Public health researcher with a focus on HIV, women's sexual health, gendered issues, and social justice.
Allison Carter is a public health researcher affiliated with the Faculty of Health Sciences at Simon Fraser University and the Epidemiology and Population Health Program at the BC Centre for Excellence in HIV/AIDS, with a focus on HIV, women's sexual health, gendered issues, and social justice.
Whether buried in books or working late in the lab, loneliness and isolation are all too common in academia. And the higher you go, the worse it gets. Thirty seven per cent of master's students and 47 per cent of PhD students experience depression.
"If I have sex, I could go to jail." This is the reality of life for women living with HIV in Canada. It's a story I heard a few weeks ago from an African woman who had recently immigrated to Vancouver and is now faced with the profoundly isolating experience of being a Black HIV-positive woman in Canadian society.
Valentine's Day is around the corner. You may be searching for love, falling in love, making sweet love, or sick of love. Like it or hate it, single or coupled, February 14 can be hard to ignore. Whatever camp you're in, recent studies on those in relationships and those who are single have discovered some interesting answers to questions you may be wondering about.
Sparking such dialogue on a range of topics including more intricate and positive aspects of sexuality -- gender, sexual diversity, knowing your body, consent, respect, open communication, pleasure, mutuality, and the feeling of being loved, to name a few -- may not only be important in lowering sexual risk but also maximizing sexual rewards.
Sex and relationships are important aspects of being human. Now imagine learning that you're HIV-positive. A new study published December 1, on World AIDS Day, shows just how powerful HIV-related fear and discrimination can be for a woman's sex life.
A recent Canadian study of women living with HIV aims to break this glass ceiling, shedding important light on what opportunities exist and what barriers persist towards closing the gap for women living with HIV, a highly underserved community both in Canada and around the world.

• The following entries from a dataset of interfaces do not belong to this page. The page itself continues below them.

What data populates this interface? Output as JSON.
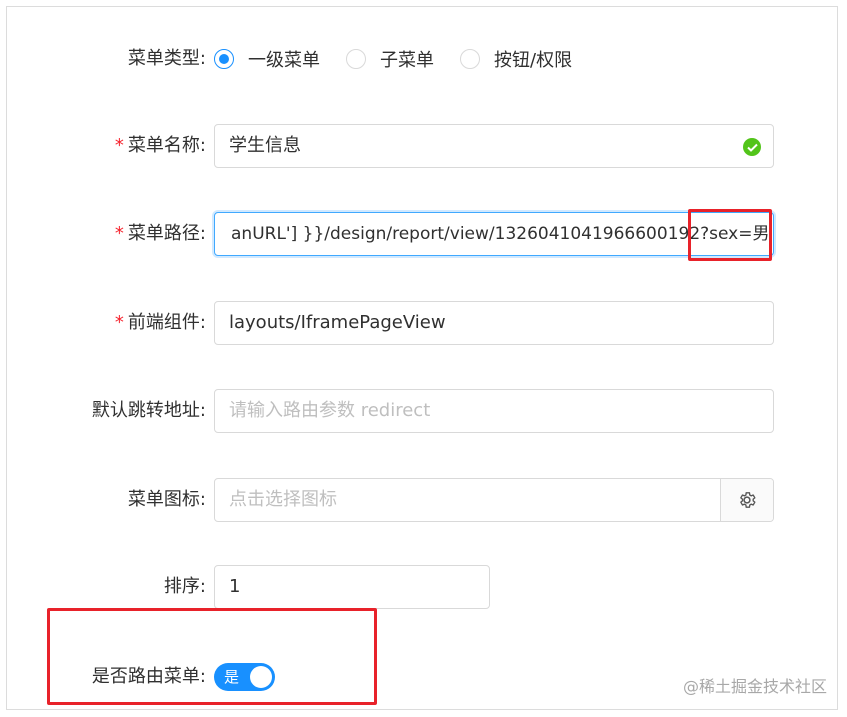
{
  "form": {
    "menu_type": {
      "label": "菜单类型:",
      "options": [
        "一级菜单",
        "子菜单",
        "按钮/权限"
      ],
      "selected": "一级菜单"
    },
    "menu_name": {
      "required_mark": "*",
      "label": "菜单名称:",
      "value": "学生信息"
    },
    "menu_path": {
      "required_mark": "*",
      "label": "菜单路径:",
      "value": "anURL'] }}/design/report/view/1326041041966600192?sex=男"
    },
    "frontend_component": {
      "required_mark": "*",
      "label": "前端组件:",
      "value": "layouts/IframePageView"
    },
    "default_redirect": {
      "label": "默认跳转地址:",
      "placeholder": "请输入路由参数 redirect"
    },
    "menu_icon": {
      "label": "菜单图标:",
      "placeholder": "点击选择图标"
    },
    "sort": {
      "label": "排序:",
      "value": "1"
    },
    "is_route": {
      "label": "是否路由菜单:",
      "switch_text": "是",
      "on": true
    }
  },
  "watermark": "@稀土掘金技术社区",
  "colors": {
    "primary": "#1890ff",
    "success": "#52c41a",
    "required": "#f5222d",
    "highlight": "#e8222a"
  },
  "icons": {
    "valid": "check-circle-icon",
    "settings": "gear-icon"
  }
}
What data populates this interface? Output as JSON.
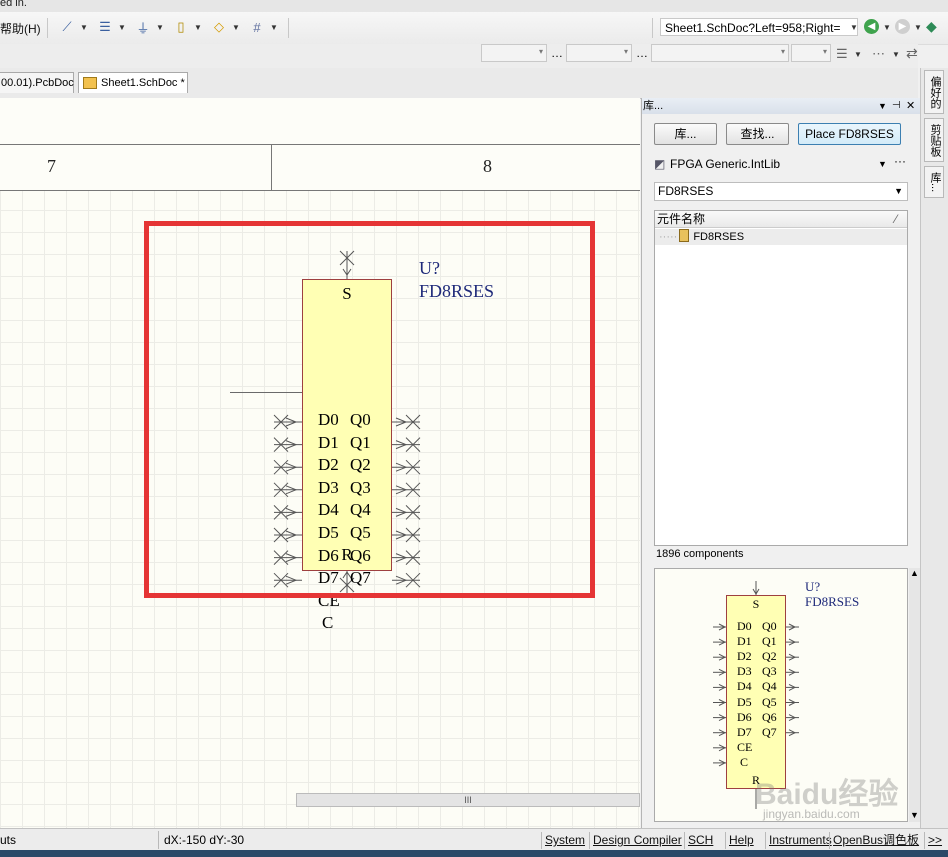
{
  "top_fragment": "ed in.",
  "menu": {
    "help": "帮助(H)"
  },
  "address": {
    "value": "Sheet1.SchDoc?Left=958;Right="
  },
  "tabs": [
    {
      "label": "00.01).PcbDoc"
    },
    {
      "label": "Sheet1.SchDoc *"
    }
  ],
  "zones": [
    "7",
    "8"
  ],
  "component": {
    "designator": "U?",
    "name": "FD8RSES",
    "top_pin": "S",
    "bottom_pin": "R",
    "left_pins": [
      "D0",
      "D1",
      "D2",
      "D3",
      "D4",
      "D5",
      "D6",
      "D7",
      "CE",
      "C"
    ],
    "right_pins": [
      "Q0",
      "Q1",
      "Q2",
      "Q3",
      "Q4",
      "Q5",
      "Q6",
      "Q7"
    ]
  },
  "library_panel": {
    "title": "库...",
    "buttons": {
      "libraries": "库...",
      "search": "查找...",
      "place": "Place FD8RSES"
    },
    "library_name": "FPGA Generic.IntLib",
    "filter": "FD8RSES",
    "column_header": "元件名称",
    "items": [
      "FD8RSES"
    ],
    "count": "1896 components"
  },
  "side_tabs": [
    "偏好的",
    "剪贴板",
    "库..."
  ],
  "status": {
    "left_fragment": "uts",
    "delta": "dX:-150 dY:-30",
    "buttons": [
      "System",
      "Design Compiler",
      "SCH",
      "Help",
      "Instruments",
      "OpenBus调色板",
      ">>"
    ]
  },
  "colors": {
    "highlight_box": "#e53535",
    "component_fill": "#ffffb4",
    "component_border": "#9e4040",
    "designator_text": "#1f2a7a"
  },
  "watermark": {
    "brand": "Baidu经验",
    "url": "jingyan.baidu.com"
  }
}
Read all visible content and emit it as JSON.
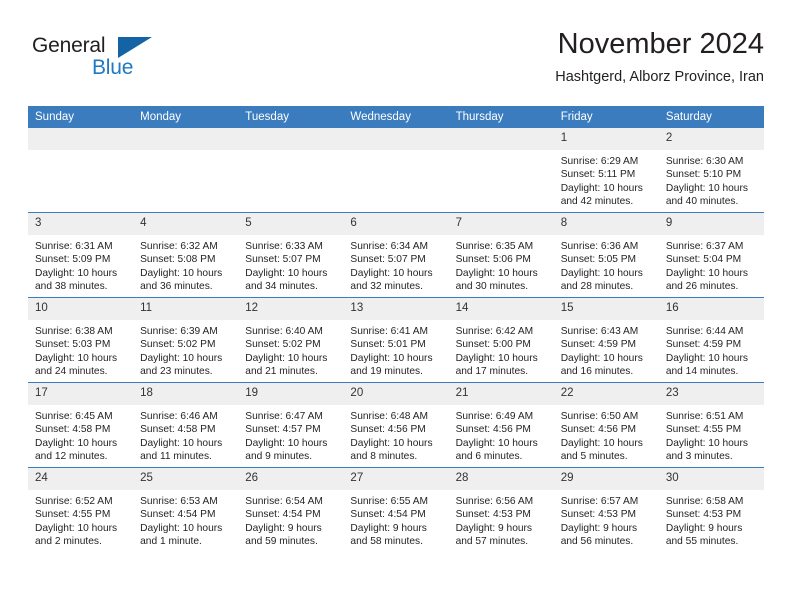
{
  "brand": {
    "name_top": "General",
    "name_bottom": "Blue"
  },
  "header": {
    "title": "November 2024",
    "location": "Hashtgerd, Alborz Province, Iran"
  },
  "colors": {
    "header_blue": "#3a7cbe",
    "brand_blue": "#1f7ac4",
    "daynum_bg": "#efeff0",
    "text": "#231f20"
  },
  "weekdays": [
    "Sunday",
    "Monday",
    "Tuesday",
    "Wednesday",
    "Thursday",
    "Friday",
    "Saturday"
  ],
  "weeks": [
    [
      {
        "day": "",
        "empty": true
      },
      {
        "day": "",
        "empty": true
      },
      {
        "day": "",
        "empty": true
      },
      {
        "day": "",
        "empty": true
      },
      {
        "day": "",
        "empty": true
      },
      {
        "day": "1",
        "sunrise": "Sunrise: 6:29 AM",
        "sunset": "Sunset: 5:11 PM",
        "daylight": "Daylight: 10 hours and 42 minutes."
      },
      {
        "day": "2",
        "sunrise": "Sunrise: 6:30 AM",
        "sunset": "Sunset: 5:10 PM",
        "daylight": "Daylight: 10 hours and 40 minutes."
      }
    ],
    [
      {
        "day": "3",
        "sunrise": "Sunrise: 6:31 AM",
        "sunset": "Sunset: 5:09 PM",
        "daylight": "Daylight: 10 hours and 38 minutes."
      },
      {
        "day": "4",
        "sunrise": "Sunrise: 6:32 AM",
        "sunset": "Sunset: 5:08 PM",
        "daylight": "Daylight: 10 hours and 36 minutes."
      },
      {
        "day": "5",
        "sunrise": "Sunrise: 6:33 AM",
        "sunset": "Sunset: 5:07 PM",
        "daylight": "Daylight: 10 hours and 34 minutes."
      },
      {
        "day": "6",
        "sunrise": "Sunrise: 6:34 AM",
        "sunset": "Sunset: 5:07 PM",
        "daylight": "Daylight: 10 hours and 32 minutes."
      },
      {
        "day": "7",
        "sunrise": "Sunrise: 6:35 AM",
        "sunset": "Sunset: 5:06 PM",
        "daylight": "Daylight: 10 hours and 30 minutes."
      },
      {
        "day": "8",
        "sunrise": "Sunrise: 6:36 AM",
        "sunset": "Sunset: 5:05 PM",
        "daylight": "Daylight: 10 hours and 28 minutes."
      },
      {
        "day": "9",
        "sunrise": "Sunrise: 6:37 AM",
        "sunset": "Sunset: 5:04 PM",
        "daylight": "Daylight: 10 hours and 26 minutes."
      }
    ],
    [
      {
        "day": "10",
        "sunrise": "Sunrise: 6:38 AM",
        "sunset": "Sunset: 5:03 PM",
        "daylight": "Daylight: 10 hours and 24 minutes."
      },
      {
        "day": "11",
        "sunrise": "Sunrise: 6:39 AM",
        "sunset": "Sunset: 5:02 PM",
        "daylight": "Daylight: 10 hours and 23 minutes."
      },
      {
        "day": "12",
        "sunrise": "Sunrise: 6:40 AM",
        "sunset": "Sunset: 5:02 PM",
        "daylight": "Daylight: 10 hours and 21 minutes."
      },
      {
        "day": "13",
        "sunrise": "Sunrise: 6:41 AM",
        "sunset": "Sunset: 5:01 PM",
        "daylight": "Daylight: 10 hours and 19 minutes."
      },
      {
        "day": "14",
        "sunrise": "Sunrise: 6:42 AM",
        "sunset": "Sunset: 5:00 PM",
        "daylight": "Daylight: 10 hours and 17 minutes."
      },
      {
        "day": "15",
        "sunrise": "Sunrise: 6:43 AM",
        "sunset": "Sunset: 4:59 PM",
        "daylight": "Daylight: 10 hours and 16 minutes."
      },
      {
        "day": "16",
        "sunrise": "Sunrise: 6:44 AM",
        "sunset": "Sunset: 4:59 PM",
        "daylight": "Daylight: 10 hours and 14 minutes."
      }
    ],
    [
      {
        "day": "17",
        "sunrise": "Sunrise: 6:45 AM",
        "sunset": "Sunset: 4:58 PM",
        "daylight": "Daylight: 10 hours and 12 minutes."
      },
      {
        "day": "18",
        "sunrise": "Sunrise: 6:46 AM",
        "sunset": "Sunset: 4:58 PM",
        "daylight": "Daylight: 10 hours and 11 minutes."
      },
      {
        "day": "19",
        "sunrise": "Sunrise: 6:47 AM",
        "sunset": "Sunset: 4:57 PM",
        "daylight": "Daylight: 10 hours and 9 minutes."
      },
      {
        "day": "20",
        "sunrise": "Sunrise: 6:48 AM",
        "sunset": "Sunset: 4:56 PM",
        "daylight": "Daylight: 10 hours and 8 minutes."
      },
      {
        "day": "21",
        "sunrise": "Sunrise: 6:49 AM",
        "sunset": "Sunset: 4:56 PM",
        "daylight": "Daylight: 10 hours and 6 minutes."
      },
      {
        "day": "22",
        "sunrise": "Sunrise: 6:50 AM",
        "sunset": "Sunset: 4:56 PM",
        "daylight": "Daylight: 10 hours and 5 minutes."
      },
      {
        "day": "23",
        "sunrise": "Sunrise: 6:51 AM",
        "sunset": "Sunset: 4:55 PM",
        "daylight": "Daylight: 10 hours and 3 minutes."
      }
    ],
    [
      {
        "day": "24",
        "sunrise": "Sunrise: 6:52 AM",
        "sunset": "Sunset: 4:55 PM",
        "daylight": "Daylight: 10 hours and 2 minutes."
      },
      {
        "day": "25",
        "sunrise": "Sunrise: 6:53 AM",
        "sunset": "Sunset: 4:54 PM",
        "daylight": "Daylight: 10 hours and 1 minute."
      },
      {
        "day": "26",
        "sunrise": "Sunrise: 6:54 AM",
        "sunset": "Sunset: 4:54 PM",
        "daylight": "Daylight: 9 hours and 59 minutes."
      },
      {
        "day": "27",
        "sunrise": "Sunrise: 6:55 AM",
        "sunset": "Sunset: 4:54 PM",
        "daylight": "Daylight: 9 hours and 58 minutes."
      },
      {
        "day": "28",
        "sunrise": "Sunrise: 6:56 AM",
        "sunset": "Sunset: 4:53 PM",
        "daylight": "Daylight: 9 hours and 57 minutes."
      },
      {
        "day": "29",
        "sunrise": "Sunrise: 6:57 AM",
        "sunset": "Sunset: 4:53 PM",
        "daylight": "Daylight: 9 hours and 56 minutes."
      },
      {
        "day": "30",
        "sunrise": "Sunrise: 6:58 AM",
        "sunset": "Sunset: 4:53 PM",
        "daylight": "Daylight: 9 hours and 55 minutes."
      }
    ]
  ]
}
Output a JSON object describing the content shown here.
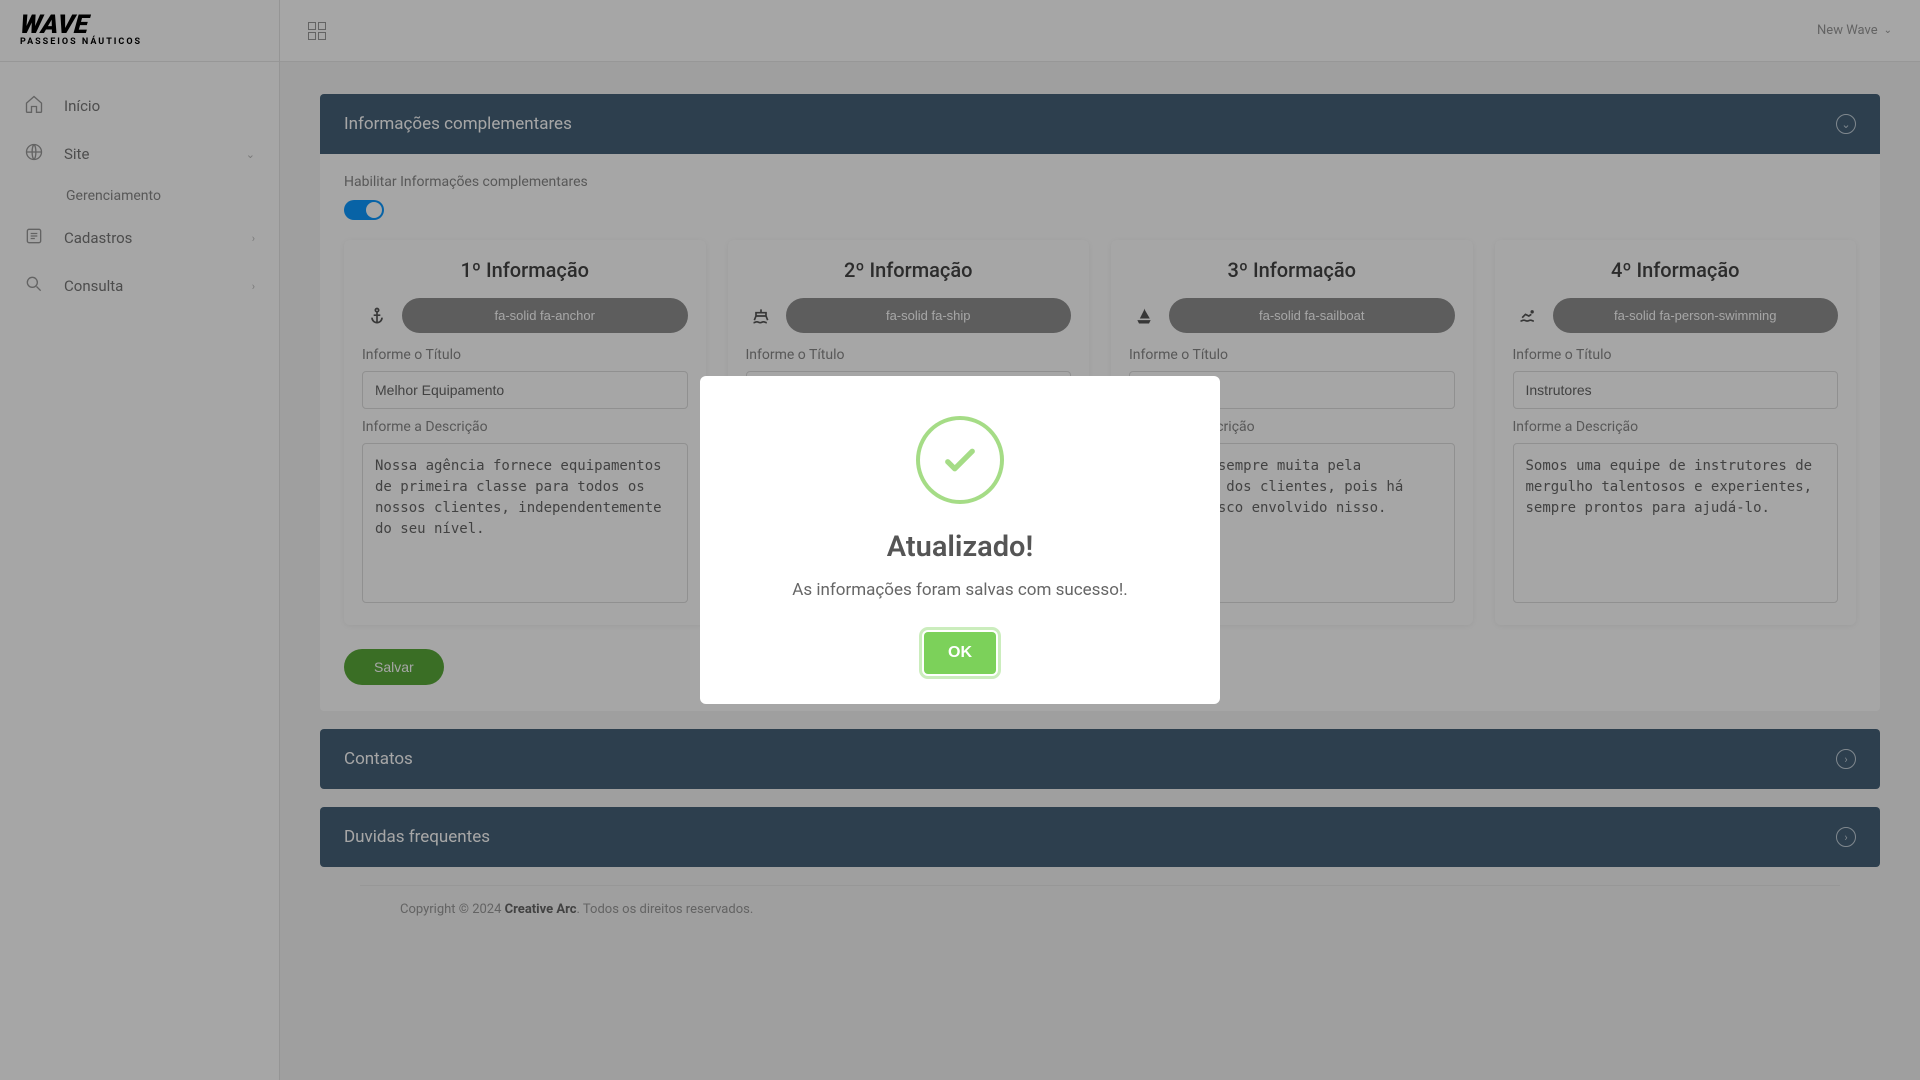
{
  "logo_text": "WAVE",
  "logo_sub": "PASSEIOS NÁUTICOS",
  "sidebar": {
    "items": [
      {
        "label": "Início",
        "icon": "home"
      },
      {
        "label": "Site",
        "icon": "globe",
        "children": [
          {
            "label": "Gerenciamento"
          }
        ]
      },
      {
        "label": "Cadastros",
        "icon": "list"
      },
      {
        "label": "Consulta",
        "icon": "search"
      }
    ]
  },
  "user_menu": {
    "name": "New Wave"
  },
  "panels": {
    "info": {
      "title": "Informações complementares",
      "enable_label": "Habilitar Informações complementares",
      "save_label": "Salvar",
      "title_field_label": "Informe o Título",
      "desc_field_label": "Informe a Descrição",
      "cards": [
        {
          "heading": "1º Informação",
          "icon_class": "fa-solid fa-anchor",
          "titulo": "Melhor Equipamento",
          "descricao": "Nossa agência fornece equipamentos de primeira classe para todos os nossos clientes, independentemente do seu nível."
        },
        {
          "heading": "2º Informação",
          "icon_class": "fa-solid fa-ship",
          "titulo": "",
          "descricao": ""
        },
        {
          "heading": "3º Informação",
          "icon_class": "fa-solid fa-sailboat",
          "titulo": "",
          "descricao": "Prezamos sempre muita pela segurança dos clientes, pois há sempre risco envolvido nisso."
        },
        {
          "heading": "4º Informação",
          "icon_class": "fa-solid fa-person-swimming",
          "titulo": "Instrutores",
          "descricao": "Somos uma equipe de instrutores de mergulho talentosos e experientes, sempre prontos para ajudá-lo."
        }
      ]
    },
    "contatos": {
      "title": "Contatos"
    },
    "duvidas": {
      "title": "Duvidas frequentes"
    }
  },
  "modal": {
    "title": "Atualizado!",
    "message": "As informações foram salvas com sucesso!.",
    "ok_label": "OK"
  },
  "footer": {
    "prefix": "Copyright © 2024 ",
    "brand": "Creative Arc",
    "suffix": ". Todos os direitos reservados."
  }
}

As millions celebrate International Women's Day this March 8, it's worth reflecting on where gaps remain in addressing gender issues in the spread of and response to HIV. The face of HIV has changed dramatically since the early years of the epidemic. Women now represent more than half of all people living with HIV worldwide.